*EXERCISE REQUIREMENTS*. Your answer should consist of each line below that contains the string "this".

*EXERCISE DATA*.
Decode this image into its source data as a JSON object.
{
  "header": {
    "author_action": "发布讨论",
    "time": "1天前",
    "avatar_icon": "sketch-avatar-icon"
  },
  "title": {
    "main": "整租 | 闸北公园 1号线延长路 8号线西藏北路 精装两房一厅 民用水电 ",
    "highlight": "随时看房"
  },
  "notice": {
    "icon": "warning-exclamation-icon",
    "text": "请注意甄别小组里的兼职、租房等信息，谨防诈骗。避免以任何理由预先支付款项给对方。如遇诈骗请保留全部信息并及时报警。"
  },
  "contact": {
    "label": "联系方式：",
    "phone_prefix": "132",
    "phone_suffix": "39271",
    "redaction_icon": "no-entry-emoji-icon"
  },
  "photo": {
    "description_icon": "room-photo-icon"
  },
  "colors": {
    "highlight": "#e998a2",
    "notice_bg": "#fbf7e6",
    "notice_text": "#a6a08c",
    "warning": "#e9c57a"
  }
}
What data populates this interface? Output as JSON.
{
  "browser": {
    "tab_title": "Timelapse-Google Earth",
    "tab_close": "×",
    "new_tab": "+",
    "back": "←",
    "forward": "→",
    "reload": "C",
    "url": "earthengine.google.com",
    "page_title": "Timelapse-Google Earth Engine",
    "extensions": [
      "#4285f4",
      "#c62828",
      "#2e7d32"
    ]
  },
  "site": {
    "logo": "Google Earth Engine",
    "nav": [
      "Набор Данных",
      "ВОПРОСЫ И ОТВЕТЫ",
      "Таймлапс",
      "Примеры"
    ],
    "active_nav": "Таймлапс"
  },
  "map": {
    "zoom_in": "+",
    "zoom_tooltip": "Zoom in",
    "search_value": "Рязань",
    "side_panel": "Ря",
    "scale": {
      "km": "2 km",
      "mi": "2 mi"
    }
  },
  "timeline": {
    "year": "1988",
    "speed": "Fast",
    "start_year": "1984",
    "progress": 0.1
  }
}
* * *
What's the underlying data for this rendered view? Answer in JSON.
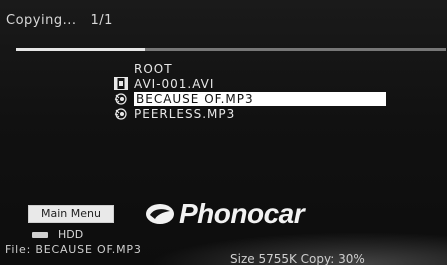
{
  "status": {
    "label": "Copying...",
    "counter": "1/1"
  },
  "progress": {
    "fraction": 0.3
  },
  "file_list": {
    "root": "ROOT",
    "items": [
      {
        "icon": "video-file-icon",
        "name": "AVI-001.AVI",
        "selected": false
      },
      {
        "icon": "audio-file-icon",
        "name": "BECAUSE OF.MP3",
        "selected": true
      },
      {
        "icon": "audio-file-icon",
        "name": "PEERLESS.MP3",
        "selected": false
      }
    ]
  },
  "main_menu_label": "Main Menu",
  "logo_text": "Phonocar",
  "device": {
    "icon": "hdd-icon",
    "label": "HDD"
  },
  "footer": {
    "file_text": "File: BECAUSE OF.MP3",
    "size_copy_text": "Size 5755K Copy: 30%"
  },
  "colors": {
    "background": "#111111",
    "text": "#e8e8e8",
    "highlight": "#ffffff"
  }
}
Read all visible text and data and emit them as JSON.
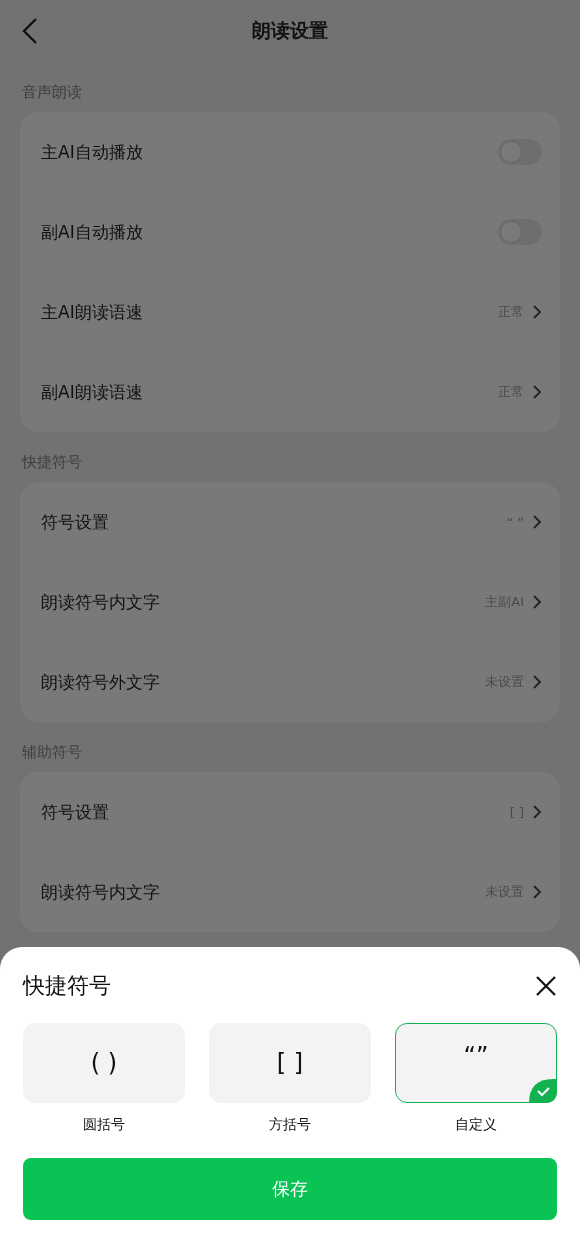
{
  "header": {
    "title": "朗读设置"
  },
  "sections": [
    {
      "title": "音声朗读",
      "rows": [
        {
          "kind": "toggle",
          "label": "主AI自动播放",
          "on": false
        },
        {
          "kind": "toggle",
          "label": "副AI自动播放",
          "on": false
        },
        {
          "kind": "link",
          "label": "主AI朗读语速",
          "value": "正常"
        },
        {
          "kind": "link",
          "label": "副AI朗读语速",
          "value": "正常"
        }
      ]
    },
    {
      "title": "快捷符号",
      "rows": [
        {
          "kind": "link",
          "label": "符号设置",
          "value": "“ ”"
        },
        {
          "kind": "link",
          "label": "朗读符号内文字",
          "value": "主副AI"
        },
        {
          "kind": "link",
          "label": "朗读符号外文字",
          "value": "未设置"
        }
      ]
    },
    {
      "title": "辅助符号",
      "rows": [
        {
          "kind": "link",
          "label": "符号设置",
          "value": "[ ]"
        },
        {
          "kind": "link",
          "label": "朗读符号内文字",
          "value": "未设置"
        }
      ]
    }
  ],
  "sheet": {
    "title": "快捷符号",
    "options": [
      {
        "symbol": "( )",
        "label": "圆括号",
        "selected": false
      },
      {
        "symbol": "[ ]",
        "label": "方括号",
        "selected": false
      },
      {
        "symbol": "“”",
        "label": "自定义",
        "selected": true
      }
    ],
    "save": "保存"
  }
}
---
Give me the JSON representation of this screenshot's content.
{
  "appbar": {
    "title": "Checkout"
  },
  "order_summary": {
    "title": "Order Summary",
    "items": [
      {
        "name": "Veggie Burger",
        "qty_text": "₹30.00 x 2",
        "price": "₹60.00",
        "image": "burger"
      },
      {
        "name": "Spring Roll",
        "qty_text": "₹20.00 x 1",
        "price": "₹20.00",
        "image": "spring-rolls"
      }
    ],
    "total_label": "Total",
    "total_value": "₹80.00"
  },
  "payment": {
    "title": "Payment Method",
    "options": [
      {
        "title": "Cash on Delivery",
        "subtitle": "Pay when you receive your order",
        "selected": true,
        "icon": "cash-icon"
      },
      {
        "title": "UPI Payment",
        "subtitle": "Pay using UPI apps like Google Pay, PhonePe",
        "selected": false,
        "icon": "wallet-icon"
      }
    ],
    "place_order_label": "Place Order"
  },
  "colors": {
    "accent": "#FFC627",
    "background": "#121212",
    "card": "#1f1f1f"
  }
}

*TASK ANSWER*.
Decode this image into its source data as a JSON object.
What data populates this interface? Output as JSON.
What's the underlying data for this rendered view? Answer in JSON.
Give me the JSON representation of this screenshot's content.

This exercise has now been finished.